A successful real estate agent is always looking for a new way to convey the unique attributes of a property. As video becomes a strong part of an integrated online marketing strategy, we’re seeing real estate agents popping up from the crowd by taking to the skies. The tactic of using remote-controlled aircraft, or drones, to conduct bird’s-eye views of home, land, and commercial properties is emerging as a great way to interest potential buyers. Drones create the potential to convey the beauty of unique waterfront homes and their views in South Florida, for example. If a picture speaks a thousand words, video is the next frontier. There are endless possibilities for how drones could benefit the real estate industry.
But not so fast. The widespread use of drones has created a number of critics, particularly with the Federal Aviation Administration. The FAA has proposed and established numerous regulations that restrict and regulate who can use commercial drones for commercial purposes. The FAA has taken a very expansive and aggressive stance on their ability to regulate and restrict commercial drone use; e.g. the FAA’s position is that anyone who wants to fly an aircraft for commercial purposes, manned or unmanned, in U.S. airspace needs some level of FAA approval.
Earlier this year, a judge overruled the FAA’s enforcement on a number of drone violations, while at the same time upholding a$10,000 FAA fine that was issued to a real estate agent for using drones in their business. The path forward is pretty murky, as both legal precedents and regulations are sometimes conflicting with each other. Real Estate interests are struggling to balance safety, compliance, and privacy while satisfying the client hunger for the “cool factor” benefits provided by the sky views and HD-quality videos that often go viral online.
The FAA says that they have been working to clearly define rules as drones become cheaper and more widely available globally. Others point out that the agency has been working for a decade on safety regulations to allow commercial drone flights, but has yet to offer any. And while the FAA deliberates, nations like Canada, Australia, Japan and the United Kingdom are green lighting the practice.

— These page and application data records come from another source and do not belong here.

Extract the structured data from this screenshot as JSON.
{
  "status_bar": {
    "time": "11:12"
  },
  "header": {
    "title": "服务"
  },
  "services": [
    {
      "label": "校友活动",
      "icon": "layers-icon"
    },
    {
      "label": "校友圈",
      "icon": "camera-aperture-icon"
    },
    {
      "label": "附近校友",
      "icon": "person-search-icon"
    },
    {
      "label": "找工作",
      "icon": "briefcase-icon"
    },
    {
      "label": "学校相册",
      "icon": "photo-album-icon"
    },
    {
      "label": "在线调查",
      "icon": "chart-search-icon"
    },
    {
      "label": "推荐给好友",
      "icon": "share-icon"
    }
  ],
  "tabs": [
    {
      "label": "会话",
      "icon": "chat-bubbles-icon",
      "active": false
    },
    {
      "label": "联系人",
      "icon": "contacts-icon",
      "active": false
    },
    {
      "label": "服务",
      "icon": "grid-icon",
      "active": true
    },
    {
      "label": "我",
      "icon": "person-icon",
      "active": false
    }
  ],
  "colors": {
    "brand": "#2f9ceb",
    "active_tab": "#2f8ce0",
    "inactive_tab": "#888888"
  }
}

The National Association of Realtors officially recommends that real estate agencies not use drones “until the FAA issues further guidance or regulations.” Stay tuned.